Track: Audiology/Hearing Impaired
“Audiologic Services” is a broad term used in schools. Audiologists are qualified to measure areas which go beyond traditional audiograms. Areas such as theory of mind, self-advocacy, listening effort, etc., may be added to evaluations. This presentation is designed to give resources for audiologic services that go beyond traditional audiometric tests.
Audiologists provide testing that is important to the school. This includes the traditional audiometric tests, which define the type, degree, and configuration of hearing loss, ability to understand speech, etc. Testing can also include functional testing, such as speech recognition in noise and functional listening evaluations. However, children in the schools may have additional difficulties which cannot be defined by these more traditional tests.
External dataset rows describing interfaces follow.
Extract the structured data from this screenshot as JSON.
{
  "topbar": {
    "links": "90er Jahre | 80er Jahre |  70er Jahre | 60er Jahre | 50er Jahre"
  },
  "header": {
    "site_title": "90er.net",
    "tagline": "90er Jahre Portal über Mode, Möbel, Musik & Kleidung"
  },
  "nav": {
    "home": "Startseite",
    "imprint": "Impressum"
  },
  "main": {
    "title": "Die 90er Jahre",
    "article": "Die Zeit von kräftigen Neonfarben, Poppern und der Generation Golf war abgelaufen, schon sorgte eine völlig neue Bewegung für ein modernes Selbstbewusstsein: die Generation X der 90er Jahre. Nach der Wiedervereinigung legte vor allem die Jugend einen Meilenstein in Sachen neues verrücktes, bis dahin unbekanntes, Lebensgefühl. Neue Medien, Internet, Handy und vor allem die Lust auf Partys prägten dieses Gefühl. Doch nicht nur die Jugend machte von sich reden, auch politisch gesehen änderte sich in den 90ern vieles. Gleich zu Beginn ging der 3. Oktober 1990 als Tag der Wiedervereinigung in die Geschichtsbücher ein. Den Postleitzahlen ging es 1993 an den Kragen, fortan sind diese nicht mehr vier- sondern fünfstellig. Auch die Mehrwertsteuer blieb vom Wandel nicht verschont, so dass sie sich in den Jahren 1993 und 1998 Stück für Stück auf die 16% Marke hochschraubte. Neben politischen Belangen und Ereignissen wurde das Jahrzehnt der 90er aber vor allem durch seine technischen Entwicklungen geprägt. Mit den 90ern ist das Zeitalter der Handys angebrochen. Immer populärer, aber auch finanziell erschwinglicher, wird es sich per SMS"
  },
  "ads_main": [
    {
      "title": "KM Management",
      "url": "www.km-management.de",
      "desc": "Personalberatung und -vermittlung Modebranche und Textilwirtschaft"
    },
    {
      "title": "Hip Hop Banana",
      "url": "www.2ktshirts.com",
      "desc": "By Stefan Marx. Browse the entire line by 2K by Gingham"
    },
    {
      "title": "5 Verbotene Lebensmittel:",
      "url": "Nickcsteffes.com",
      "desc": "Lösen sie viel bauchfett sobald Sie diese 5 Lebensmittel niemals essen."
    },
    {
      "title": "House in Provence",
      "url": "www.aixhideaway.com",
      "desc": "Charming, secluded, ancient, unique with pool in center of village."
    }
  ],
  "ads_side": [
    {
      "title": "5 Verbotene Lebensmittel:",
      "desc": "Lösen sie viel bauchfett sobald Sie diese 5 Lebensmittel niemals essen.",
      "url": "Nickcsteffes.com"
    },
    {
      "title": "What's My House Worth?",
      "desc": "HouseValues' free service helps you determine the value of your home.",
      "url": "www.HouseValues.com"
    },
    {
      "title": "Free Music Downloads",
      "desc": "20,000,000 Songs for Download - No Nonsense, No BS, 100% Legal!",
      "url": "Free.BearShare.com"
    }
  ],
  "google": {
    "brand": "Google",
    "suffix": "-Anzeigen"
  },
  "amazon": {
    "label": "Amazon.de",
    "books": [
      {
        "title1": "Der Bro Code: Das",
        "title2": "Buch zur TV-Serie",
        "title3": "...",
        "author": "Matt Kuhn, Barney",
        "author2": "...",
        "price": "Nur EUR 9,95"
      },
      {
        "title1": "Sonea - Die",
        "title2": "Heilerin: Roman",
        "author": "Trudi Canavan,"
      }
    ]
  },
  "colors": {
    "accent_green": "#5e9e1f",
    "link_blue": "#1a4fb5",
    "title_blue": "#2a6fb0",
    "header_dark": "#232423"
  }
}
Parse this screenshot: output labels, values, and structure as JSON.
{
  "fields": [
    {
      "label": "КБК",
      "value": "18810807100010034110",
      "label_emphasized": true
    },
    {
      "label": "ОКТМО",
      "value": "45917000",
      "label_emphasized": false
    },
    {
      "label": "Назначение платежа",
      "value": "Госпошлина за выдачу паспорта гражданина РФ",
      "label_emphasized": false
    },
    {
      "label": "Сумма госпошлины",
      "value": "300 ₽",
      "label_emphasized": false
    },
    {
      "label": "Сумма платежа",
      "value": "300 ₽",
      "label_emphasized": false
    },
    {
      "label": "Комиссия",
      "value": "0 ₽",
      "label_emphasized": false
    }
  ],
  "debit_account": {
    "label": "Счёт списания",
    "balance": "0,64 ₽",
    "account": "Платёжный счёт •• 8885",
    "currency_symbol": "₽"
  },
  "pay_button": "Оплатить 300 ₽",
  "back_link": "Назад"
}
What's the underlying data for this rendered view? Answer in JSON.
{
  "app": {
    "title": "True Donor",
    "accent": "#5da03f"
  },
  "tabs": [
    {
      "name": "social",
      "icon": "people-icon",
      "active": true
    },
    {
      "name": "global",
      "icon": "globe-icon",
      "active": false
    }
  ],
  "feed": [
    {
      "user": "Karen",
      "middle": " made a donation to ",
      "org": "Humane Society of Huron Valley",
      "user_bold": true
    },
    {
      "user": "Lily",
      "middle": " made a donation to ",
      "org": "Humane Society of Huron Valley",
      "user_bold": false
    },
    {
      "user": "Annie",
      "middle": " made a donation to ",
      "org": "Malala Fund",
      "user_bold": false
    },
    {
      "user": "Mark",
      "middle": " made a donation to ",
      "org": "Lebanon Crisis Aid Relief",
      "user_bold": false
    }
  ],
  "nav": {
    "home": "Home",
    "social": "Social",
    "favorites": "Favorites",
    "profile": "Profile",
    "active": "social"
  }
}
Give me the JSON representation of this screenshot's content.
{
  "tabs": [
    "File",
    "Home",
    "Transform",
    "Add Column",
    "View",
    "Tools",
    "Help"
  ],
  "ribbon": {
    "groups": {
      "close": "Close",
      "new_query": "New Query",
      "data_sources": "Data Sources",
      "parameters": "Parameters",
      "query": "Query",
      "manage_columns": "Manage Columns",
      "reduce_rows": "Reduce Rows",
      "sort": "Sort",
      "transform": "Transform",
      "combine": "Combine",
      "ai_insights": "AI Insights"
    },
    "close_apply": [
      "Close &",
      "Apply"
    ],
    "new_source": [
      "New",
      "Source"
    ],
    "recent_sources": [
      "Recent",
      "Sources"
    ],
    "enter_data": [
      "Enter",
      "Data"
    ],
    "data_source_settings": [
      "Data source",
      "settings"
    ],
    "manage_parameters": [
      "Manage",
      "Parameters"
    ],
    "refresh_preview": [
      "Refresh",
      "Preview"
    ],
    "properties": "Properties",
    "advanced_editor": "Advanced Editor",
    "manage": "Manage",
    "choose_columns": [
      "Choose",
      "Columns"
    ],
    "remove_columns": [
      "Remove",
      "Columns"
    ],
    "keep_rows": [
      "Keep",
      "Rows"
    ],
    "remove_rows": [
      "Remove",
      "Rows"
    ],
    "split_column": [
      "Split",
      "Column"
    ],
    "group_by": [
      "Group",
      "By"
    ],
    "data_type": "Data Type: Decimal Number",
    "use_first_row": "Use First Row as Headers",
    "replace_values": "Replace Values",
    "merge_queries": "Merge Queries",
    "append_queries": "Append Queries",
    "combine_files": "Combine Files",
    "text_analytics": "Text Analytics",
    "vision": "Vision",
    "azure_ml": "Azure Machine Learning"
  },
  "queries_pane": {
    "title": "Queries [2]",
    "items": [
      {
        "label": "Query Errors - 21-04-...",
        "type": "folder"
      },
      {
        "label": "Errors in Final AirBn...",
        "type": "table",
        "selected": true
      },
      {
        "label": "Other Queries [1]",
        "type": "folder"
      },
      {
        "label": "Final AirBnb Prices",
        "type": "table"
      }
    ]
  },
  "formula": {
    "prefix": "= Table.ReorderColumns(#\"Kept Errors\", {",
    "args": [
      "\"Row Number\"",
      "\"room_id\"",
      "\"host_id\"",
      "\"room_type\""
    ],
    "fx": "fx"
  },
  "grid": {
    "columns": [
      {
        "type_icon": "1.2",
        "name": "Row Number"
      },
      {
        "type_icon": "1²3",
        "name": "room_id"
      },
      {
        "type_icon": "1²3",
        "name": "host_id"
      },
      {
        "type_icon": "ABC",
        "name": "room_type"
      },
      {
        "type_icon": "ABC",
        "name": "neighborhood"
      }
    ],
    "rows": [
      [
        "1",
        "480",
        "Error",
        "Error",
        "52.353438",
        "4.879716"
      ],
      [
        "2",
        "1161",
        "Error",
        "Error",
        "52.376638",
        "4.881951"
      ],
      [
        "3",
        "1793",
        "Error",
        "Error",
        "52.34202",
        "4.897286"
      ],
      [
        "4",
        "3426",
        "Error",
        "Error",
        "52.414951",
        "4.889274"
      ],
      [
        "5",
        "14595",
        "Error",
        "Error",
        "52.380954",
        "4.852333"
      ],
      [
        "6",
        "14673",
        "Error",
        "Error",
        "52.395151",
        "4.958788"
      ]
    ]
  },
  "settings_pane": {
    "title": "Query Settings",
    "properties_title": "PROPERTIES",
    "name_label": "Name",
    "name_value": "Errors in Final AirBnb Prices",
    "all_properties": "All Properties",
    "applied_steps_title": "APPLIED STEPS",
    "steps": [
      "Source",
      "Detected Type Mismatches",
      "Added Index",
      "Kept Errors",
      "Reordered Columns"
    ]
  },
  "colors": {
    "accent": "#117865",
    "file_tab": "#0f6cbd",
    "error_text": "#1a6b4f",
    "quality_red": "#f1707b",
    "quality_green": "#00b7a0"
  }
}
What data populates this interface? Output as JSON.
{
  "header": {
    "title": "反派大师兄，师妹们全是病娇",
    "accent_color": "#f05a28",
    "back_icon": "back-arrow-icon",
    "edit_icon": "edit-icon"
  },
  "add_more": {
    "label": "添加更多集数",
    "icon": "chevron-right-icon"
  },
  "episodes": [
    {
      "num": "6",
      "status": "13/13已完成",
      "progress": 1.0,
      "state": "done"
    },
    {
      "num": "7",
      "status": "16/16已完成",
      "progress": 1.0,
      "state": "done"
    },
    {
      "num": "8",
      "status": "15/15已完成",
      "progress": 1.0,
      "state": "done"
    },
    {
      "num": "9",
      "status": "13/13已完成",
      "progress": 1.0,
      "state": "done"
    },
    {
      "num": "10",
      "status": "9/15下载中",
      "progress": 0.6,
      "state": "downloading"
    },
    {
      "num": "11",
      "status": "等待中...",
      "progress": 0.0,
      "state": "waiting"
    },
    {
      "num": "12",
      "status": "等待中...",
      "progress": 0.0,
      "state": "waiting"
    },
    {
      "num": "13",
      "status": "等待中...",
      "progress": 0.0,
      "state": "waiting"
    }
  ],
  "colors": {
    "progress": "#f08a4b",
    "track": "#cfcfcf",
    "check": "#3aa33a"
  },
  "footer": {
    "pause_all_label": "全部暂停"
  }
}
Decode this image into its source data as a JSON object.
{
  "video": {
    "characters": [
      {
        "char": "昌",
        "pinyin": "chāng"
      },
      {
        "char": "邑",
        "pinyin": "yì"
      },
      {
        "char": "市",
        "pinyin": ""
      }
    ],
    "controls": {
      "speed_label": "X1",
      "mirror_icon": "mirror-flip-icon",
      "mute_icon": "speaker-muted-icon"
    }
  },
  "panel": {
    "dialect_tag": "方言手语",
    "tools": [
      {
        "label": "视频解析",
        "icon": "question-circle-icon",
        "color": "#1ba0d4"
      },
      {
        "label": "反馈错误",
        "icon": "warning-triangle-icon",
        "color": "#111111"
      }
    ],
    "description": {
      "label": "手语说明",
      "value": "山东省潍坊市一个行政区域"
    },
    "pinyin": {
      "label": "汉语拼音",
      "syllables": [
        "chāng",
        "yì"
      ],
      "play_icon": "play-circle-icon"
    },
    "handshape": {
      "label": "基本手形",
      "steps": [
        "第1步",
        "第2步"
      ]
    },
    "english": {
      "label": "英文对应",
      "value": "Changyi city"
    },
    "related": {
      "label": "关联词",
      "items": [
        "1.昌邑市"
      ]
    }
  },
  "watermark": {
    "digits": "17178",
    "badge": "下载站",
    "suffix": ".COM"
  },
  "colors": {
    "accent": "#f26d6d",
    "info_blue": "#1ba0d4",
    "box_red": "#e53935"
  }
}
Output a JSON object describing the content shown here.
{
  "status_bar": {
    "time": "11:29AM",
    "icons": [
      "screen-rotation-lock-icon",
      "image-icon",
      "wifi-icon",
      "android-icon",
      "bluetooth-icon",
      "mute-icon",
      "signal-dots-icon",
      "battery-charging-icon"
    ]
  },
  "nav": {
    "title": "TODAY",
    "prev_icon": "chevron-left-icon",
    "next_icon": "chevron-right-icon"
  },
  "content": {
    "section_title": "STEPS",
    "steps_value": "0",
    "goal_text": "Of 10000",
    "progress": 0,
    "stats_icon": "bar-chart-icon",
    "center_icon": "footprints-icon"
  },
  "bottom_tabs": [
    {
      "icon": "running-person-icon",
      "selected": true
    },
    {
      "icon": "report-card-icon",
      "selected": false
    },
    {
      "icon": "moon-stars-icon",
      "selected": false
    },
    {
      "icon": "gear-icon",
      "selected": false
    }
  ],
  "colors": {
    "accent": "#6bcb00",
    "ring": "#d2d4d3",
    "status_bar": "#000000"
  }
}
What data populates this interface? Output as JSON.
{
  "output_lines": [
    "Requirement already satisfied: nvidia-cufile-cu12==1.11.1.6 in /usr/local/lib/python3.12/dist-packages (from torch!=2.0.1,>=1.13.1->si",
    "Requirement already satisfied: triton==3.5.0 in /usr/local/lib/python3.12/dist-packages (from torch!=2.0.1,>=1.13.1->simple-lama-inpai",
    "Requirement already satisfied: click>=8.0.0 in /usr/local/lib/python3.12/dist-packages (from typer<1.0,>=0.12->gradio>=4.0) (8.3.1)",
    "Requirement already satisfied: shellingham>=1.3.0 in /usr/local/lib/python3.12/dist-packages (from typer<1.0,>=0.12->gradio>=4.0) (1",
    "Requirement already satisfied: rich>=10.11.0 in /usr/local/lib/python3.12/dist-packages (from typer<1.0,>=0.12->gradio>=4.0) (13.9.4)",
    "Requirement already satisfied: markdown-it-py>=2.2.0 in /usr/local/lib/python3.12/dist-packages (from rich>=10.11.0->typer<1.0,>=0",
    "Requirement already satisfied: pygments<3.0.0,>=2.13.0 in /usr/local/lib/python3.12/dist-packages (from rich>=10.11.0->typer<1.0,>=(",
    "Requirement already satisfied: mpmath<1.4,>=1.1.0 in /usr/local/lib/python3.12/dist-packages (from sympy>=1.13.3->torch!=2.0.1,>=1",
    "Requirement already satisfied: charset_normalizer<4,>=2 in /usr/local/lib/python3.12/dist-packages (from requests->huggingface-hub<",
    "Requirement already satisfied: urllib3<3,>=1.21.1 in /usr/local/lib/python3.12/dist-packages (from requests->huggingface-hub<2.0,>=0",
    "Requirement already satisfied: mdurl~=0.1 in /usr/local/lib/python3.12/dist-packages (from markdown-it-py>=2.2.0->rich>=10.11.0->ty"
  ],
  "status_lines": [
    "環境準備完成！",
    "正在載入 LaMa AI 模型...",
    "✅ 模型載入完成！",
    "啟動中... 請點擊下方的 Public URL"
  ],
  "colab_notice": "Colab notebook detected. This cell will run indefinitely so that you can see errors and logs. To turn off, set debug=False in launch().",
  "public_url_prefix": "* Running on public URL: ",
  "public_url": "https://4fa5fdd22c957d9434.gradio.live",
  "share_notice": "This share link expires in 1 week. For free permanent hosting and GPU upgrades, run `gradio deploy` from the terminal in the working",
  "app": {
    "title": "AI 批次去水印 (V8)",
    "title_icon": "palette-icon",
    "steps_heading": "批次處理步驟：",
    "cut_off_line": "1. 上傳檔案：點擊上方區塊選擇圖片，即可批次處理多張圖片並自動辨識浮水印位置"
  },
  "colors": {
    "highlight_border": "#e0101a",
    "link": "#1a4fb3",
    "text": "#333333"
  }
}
For example, educators indicate that children with hearing loss are not always able to relate well to others. Research has found that children with hearing loss have poorer theory of mind development than children with normal hearing (Moeller, 2007). This is true even if the child has received a cochlear implant (e.g., Peterson, 2004, as cited in Moeller, 2007). Studies have also indicated that “socio-pragmatic language” impacts academic success (Thagard, Hilsmier, & Easterbrooks, 2011). As such, theory of mind needs to be assessed to examine both social and emotional awareness. Theory of mind has implications on the child’s educational development.
Educational audiologists are also aware of how often a child does not have functioning equipment. However, the child may not take an active role in letting the educator know that the equipment is not functioning. Self-advocacy plays a large role in a child’s success (Sheetz, 2001). Evaluation of self-advocacy skills can assist with setting educational goals.
Teachers mention how a child with hearing loss performs more poorly at the end of the day as compared to children without hearing loss. Research has shown that children with hearing loss have increased listening effort (e.g., Hicks & Tharpe, 2002). While listening effort has been a topic of many research articles, evaluating this in the schools is more difficult. However, the audiologist can incorporate the concept of listening effort in their evaluations.
This presentation is designed to give resources for evaluations which go beyond traditional audiometric tests.